“It is imperative to develop low-cost PUFs with outstandingly lower predictability and higher resilience against machine-learning-assisted attacks, to facilitate their practice as hardware security primitives,” Chen said.

The UIC team used the non-Hermitian electromagnetic metasurface or its equivalent circuit to generate PUF keys embedded in the scattering response. Their technique is wavelength scalable in radio frequency, teraheartz, infrared, and optical systems, paving a promising avenue toward applications of cryptography and encryption.

By amplifying the entropy sourced from manufacturing variances at the self-dual CPAL points, more unique, random PUFs can be created. These electromagnetic PUFs can be more robust against machine learning-assisted attacks.

“We tried the hardest attempts including the AI-based attacks to break it but the PUF is very robust,” Cetin said.
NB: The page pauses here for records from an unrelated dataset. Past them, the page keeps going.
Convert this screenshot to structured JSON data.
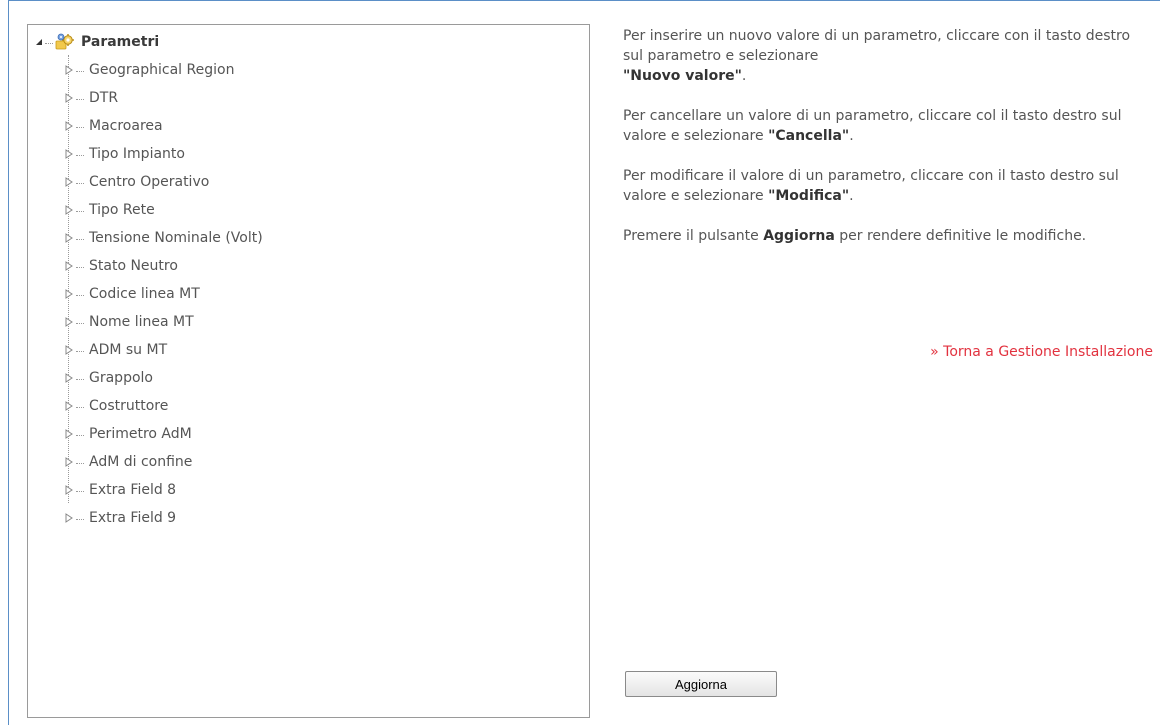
{
  "tree": {
    "root": {
      "label": "Parametri",
      "icon": "gear-folder-icon"
    },
    "items": [
      {
        "label": "Geographical Region"
      },
      {
        "label": "DTR"
      },
      {
        "label": "Macroarea"
      },
      {
        "label": "Tipo Impianto"
      },
      {
        "label": "Centro Operativo"
      },
      {
        "label": "Tipo Rete"
      },
      {
        "label": "Tensione Nominale (Volt)"
      },
      {
        "label": "Stato Neutro"
      },
      {
        "label": "Codice linea MT"
      },
      {
        "label": "Nome linea MT"
      },
      {
        "label": "ADM su MT"
      },
      {
        "label": "Grappolo"
      },
      {
        "label": "Costruttore"
      },
      {
        "label": "Perimetro AdM"
      },
      {
        "label": "AdM di confine"
      },
      {
        "label": "Extra Field 8"
      },
      {
        "label": "Extra Field 9"
      }
    ]
  },
  "instructions": {
    "insert": {
      "text": "Per inserire un nuovo valore di un parametro, cliccare con il tasto destro sul parametro e selezionare",
      "bold": "\"Nuovo valore\"",
      "end": "."
    },
    "delete": {
      "text": "Per cancellare un valore di un parametro, cliccare col il tasto destro sul valore e selezionare",
      "bold": "\"Cancella\"",
      "end": "."
    },
    "modify": {
      "text": "Per modificare il valore di un parametro, cliccare con il tasto destro sul valore e selezionare",
      "bold": "\"Modifica\"",
      "end": "."
    },
    "update": {
      "pre": "Premere il pulsante",
      "bold": "Aggiorna",
      "post": "per rendere definitive le modifiche."
    }
  },
  "back_link": "» Torna a Gestione Installazione",
  "update_button": "Aggiorna",
  "colors": {
    "frame_border": "#5b8fc7",
    "link": "#e2323f",
    "panel_border": "#9a9a9a"
  }
}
“Even small but inevitable process variations in manufacturing may produce very different output responses from device to device,” Chen said. “Although such a property may be seen as a foe for sensing purposes, on the contrary, it may find useful applications in generating high-quality PUF keys.”

The paper’s authors, in addition to Cetin and Chen, include Minye Yang, Zhilu Ye, Hongyi Pan, and Mohamed Farhat.

Yang, Ye, and Pan are all former UIC students, earning their doctoral degrees in 2023. Yang and Ye are assistant professors at Xi’an Jiaotong University in Xi’an, China. Pan is a clinical research associate at Northwestern University. Farhat is with King Abdullah University of Science and Technology in Thuwal, Saudi Arabia.